Work required: When you write out the records, keep every word exact and drop the pictures.

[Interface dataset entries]
──────

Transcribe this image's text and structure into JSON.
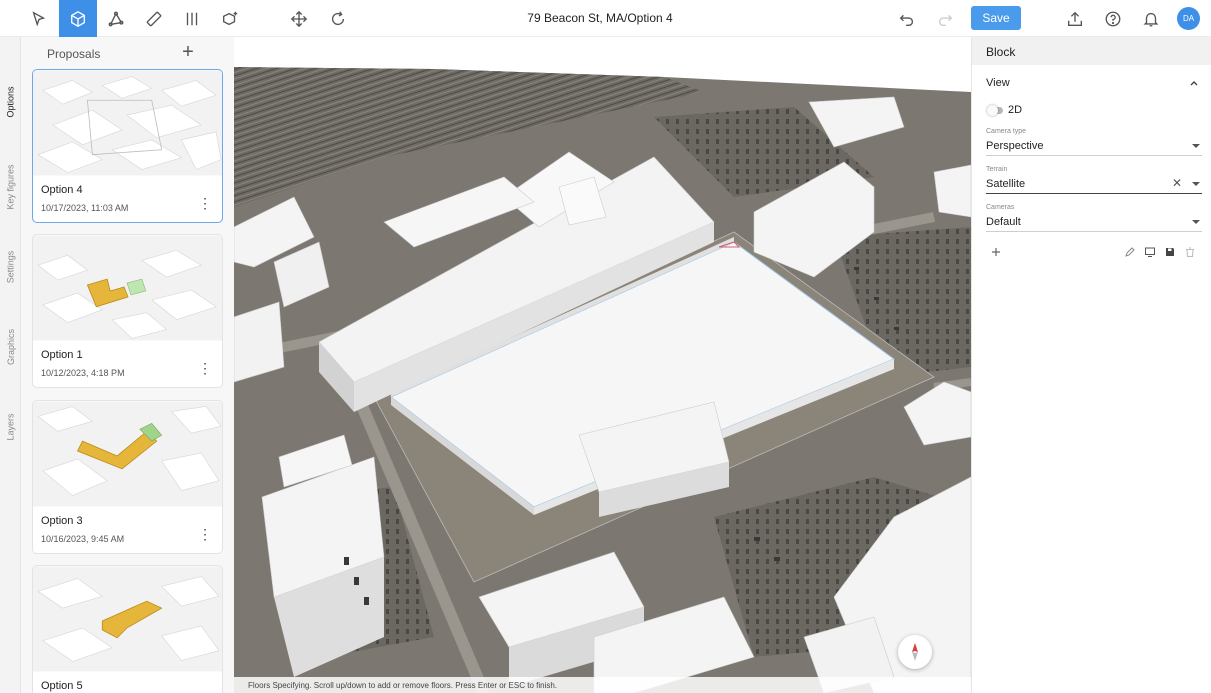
{
  "toolbar": {
    "document_title": "79 Beacon St, MA/Option 4",
    "save_label": "Save",
    "avatar_initials": "DA",
    "accent_color": "#3d8fe8"
  },
  "rail": {
    "tabs": [
      "Options",
      "Key figures",
      "Settings",
      "Graphics",
      "Layers"
    ]
  },
  "proposals": {
    "header": "Proposals",
    "items": [
      {
        "name": "Option 4",
        "date": "10/17/2023, 11:03 AM"
      },
      {
        "name": "Option 1",
        "date": "10/12/2023, 4:18 PM"
      },
      {
        "name": "Option 3",
        "date": "10/16/2023, 9:45 AM"
      },
      {
        "name": "Option 5",
        "date": ""
      }
    ]
  },
  "viewport": {
    "status_text": "Floors Specifying. Scroll up/down to add or remove floors. Press Enter or ESC to finish."
  },
  "properties": {
    "title": "Block",
    "section": "View",
    "toggle_label": "2D",
    "toggle_on": false,
    "fields": {
      "camera_type": {
        "label": "Camera type",
        "value": "Perspective"
      },
      "terrain": {
        "label": "Terrain",
        "value": "Satellite"
      },
      "cameras": {
        "label": "Cameras",
        "value": "Default"
      }
    }
  }
}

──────

Response to the exercise:
Transcribe this image's text and structure into JSON.
{
  "toolbar": {
    "document_title": "79 Beacon St, MA/Option 4",
    "save_label": "Save",
    "avatar_initials": "DA",
    "accent_color": "#3d8fe8"
  },
  "rail": {
    "tabs": [
      "Options",
      "Key figures",
      "Settings",
      "Graphics",
      "Layers"
    ]
  },
  "proposals": {
    "header": "Proposals",
    "items": [
      {
        "name": "Option 4",
        "date": "10/17/2023, 11:03 AM"
      },
      {
        "name": "Option 1",
        "date": "10/12/2023, 4:18 PM"
      },
      {
        "name": "Option 3",
        "date": "10/16/2023, 9:45 AM"
      },
      {
        "name": "Option 5",
        "date": ""
      }
    ]
  },
  "viewport": {
    "status_text": "Floors Specifying. Scroll up/down to add or remove floors. Press Enter or ESC to finish."
  },
  "properties": {
    "title": "Block",
    "section": "View",
    "toggle_label": "2D",
    "toggle_on": false,
    "fields": {
      "camera_type": {
        "label": "Camera type",
        "value": "Perspective"
      },
      "terrain": {
        "label": "Terrain",
        "value": "Satellite"
      },
      "cameras": {
        "label": "Cameras",
        "value": "Default"
      }
    }
  }
}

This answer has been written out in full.